Following on the recent mention of John Milton I'm pleased to see an article entitled Sing, God-awful Muse! On Milton and the Nipple Nazi of Northampton by American poet Daisy Fried. Fried explains the the Nazi reference in her title with reference to a day-long childbirth class in November 2006 inan overheated hospital conference room in Western Massachusetts. She mentions the perceived difficulty of Milton's work and the fact that Dennis Danielson, author of many books and articles on Milton, has published—as a way to deal
with the epic’s difficulty—Paradise Lost: Parallel Prose Edition, a “translation” into easy English without the line-breaks. The text of the poem is printed on the opposite pages.

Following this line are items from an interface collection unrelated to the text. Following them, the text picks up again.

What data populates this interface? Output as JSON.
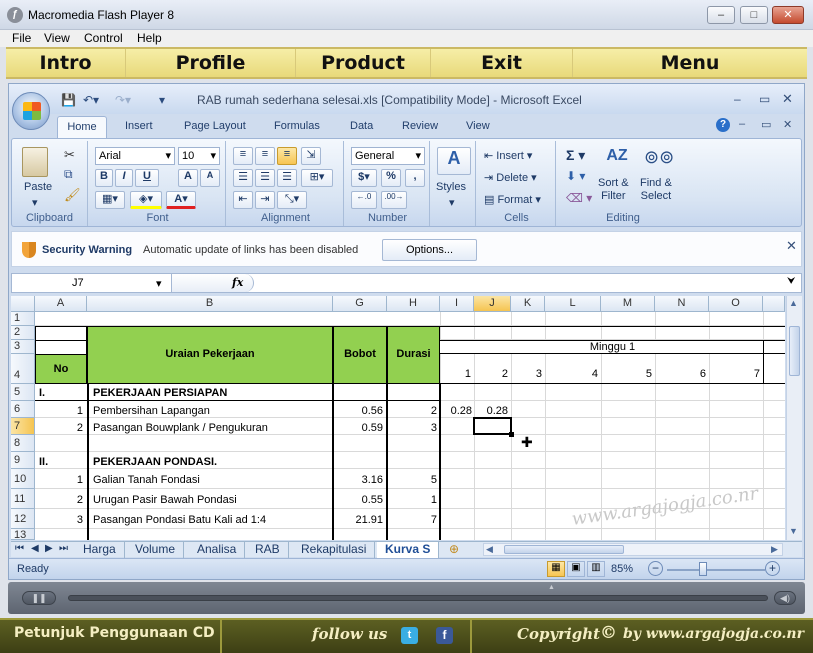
{
  "flash": {
    "title": "Macromedia Flash Player 8",
    "menu": [
      "File",
      "View",
      "Control",
      "Help"
    ],
    "nav": [
      "Intro",
      "Profile",
      "Product",
      "Exit",
      "Menu"
    ]
  },
  "excel": {
    "title": "RAB rumah sederhana selesai.xls  [Compatibility Mode] - Microsoft Excel",
    "tabs": [
      "Home",
      "Insert",
      "Page Layout",
      "Formulas",
      "Data",
      "Review",
      "View"
    ],
    "ribbon": {
      "paste": "Paste",
      "clipboard": "Clipboard",
      "font_name": "Arial",
      "font_size": "10",
      "font_group": "Font",
      "alignment": "Alignment",
      "number_format": "General",
      "number_group": "Number",
      "styles": "Styles",
      "insert": "Insert",
      "delete": "Delete",
      "format": "Format",
      "cells": "Cells",
      "sort_filter": "Sort &\nFilter",
      "find_select": "Find &\nSelect",
      "editing": "Editing",
      "bold": "B",
      "italic": "I",
      "underline": "U",
      "grow": "A",
      "shrink": "A",
      "sigma": "Σ",
      "dollar": "$",
      "percent": "%",
      "comma": ","
    },
    "security": {
      "label": "Security Warning",
      "message": "Automatic update of links has been disabled",
      "button": "Options..."
    },
    "namebox": "J7",
    "fx": "fx",
    "columns": [
      "A",
      "B",
      "G",
      "H",
      "I",
      "J",
      "K",
      "L",
      "M",
      "N",
      "O"
    ],
    "rows": [
      "1",
      "2",
      "3",
      "4",
      "5",
      "6",
      "7",
      "8",
      "9",
      "10",
      "11",
      "12",
      "13"
    ],
    "headers": {
      "no": "No",
      "uraian": "Uraian Pekerjaan",
      "bobot": "Bobot",
      "durasi": "Durasi",
      "minggu": "Minggu 1",
      "weeks": [
        "1",
        "2",
        "3",
        "4",
        "5",
        "6",
        "7"
      ]
    },
    "data": [
      {
        "a": "I.",
        "b": "PEKERJAAN PERSIAPAN",
        "g": "",
        "h": "",
        "i": "",
        "j": ""
      },
      {
        "a": "1",
        "b": "Pembersihan Lapangan",
        "g": "0.56",
        "h": "2",
        "i": "0.28",
        "j": "0.28"
      },
      {
        "a": "2",
        "b": "Pasangan Bouwplank / Pengukuran",
        "g": "0.59",
        "h": "3",
        "i": "",
        "j": ""
      },
      {
        "a": "",
        "b": "",
        "g": "",
        "h": "",
        "i": "",
        "j": ""
      },
      {
        "a": "II.",
        "b": "PEKERJAAN PONDASI.",
        "g": "",
        "h": "",
        "i": "",
        "j": ""
      },
      {
        "a": "1",
        "b": "Galian Tanah Fondasi",
        "g": "3.16",
        "h": "5",
        "i": "",
        "j": ""
      },
      {
        "a": "2",
        "b": "Urugan Pasir Bawah Pondasi",
        "g": "0.55",
        "h": "1",
        "i": "",
        "j": ""
      },
      {
        "a": "3",
        "b": "Pasangan Pondasi Batu Kali ad 1:4",
        "g": "21.91",
        "h": "7",
        "i": "",
        "j": ""
      }
    ],
    "sheets": [
      "Harga",
      "Volume",
      "Analisa",
      "RAB",
      "Rekapitulasi",
      "Kurva S"
    ],
    "status": "Ready",
    "zoom": "85%",
    "watermark": "www.argajogja.co.nr"
  },
  "footer": {
    "guide": "Petunjuk Penggunaan CD",
    "follow": "follow us",
    "copyright": "Copyright",
    "site": "by www.argajogja.co.nr"
  }
}
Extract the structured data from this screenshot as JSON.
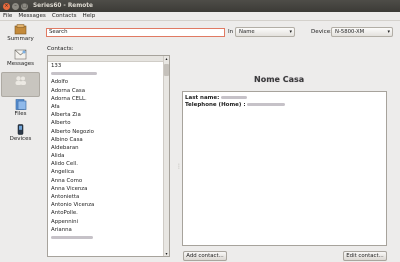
{
  "window": {
    "title": "Series60 - Remote"
  },
  "menu": [
    "File",
    "Messages",
    "Contacts",
    "Help"
  ],
  "sidebar": [
    {
      "label": "Summary",
      "icon": "summary-icon"
    },
    {
      "label": "Messages",
      "icon": "messages-icon"
    },
    {
      "label": "",
      "icon": "contacts-icon"
    },
    {
      "label": "Files",
      "icon": "files-icon"
    },
    {
      "label": "Devices",
      "icon": "devices-icon"
    }
  ],
  "search": {
    "value": "Search"
  },
  "filter": {
    "in_label": "In",
    "field": "Name"
  },
  "device": {
    "label": "Device:",
    "value": "N-5800-XM"
  },
  "contacts": {
    "label": "Contacts:",
    "items": [
      "133",
      "",
      "Adolfo",
      "Adorna Casa",
      "Adorna CELL.",
      "Afa",
      "Alberta Zia",
      "Alberto",
      "Alberto Negozio",
      "Albino Casa",
      "Aldebaran",
      "Alida",
      "Alido Cell.",
      "Angelica",
      "Anna Como",
      "Anna Vicenza",
      "Antonietta",
      "Antonio Vicenza",
      "AntoPolle.",
      "Appennini",
      "Arianna",
      ""
    ]
  },
  "detail": {
    "title": "Nome Casa",
    "last_name_label": "Last name:",
    "telephone_label": "Telephone (Home) :"
  },
  "buttons": {
    "add": "Add contact...",
    "edit": "Edit contact..."
  }
}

She recounts her own finding of Paradise Lost: I realize I don’t read Paradise Lost in terms of questions of theology and morality, free will and predestination, but rather as a novel in verse. What does Satan want? How is he different from Adam? Who do we sympathize with?
Also in this issue as part of a feature entitled Poets We've Known Irish poet Conor O'Callaghan contributes an article entitled You're Not the Outlaw You Think You Are - Remembering Michael Hartnett. Hartnett lived the dream, or the nightmare it increasingly looked - according to O'Callaghan.
Michael Harnett's poetry books from Gallery Press.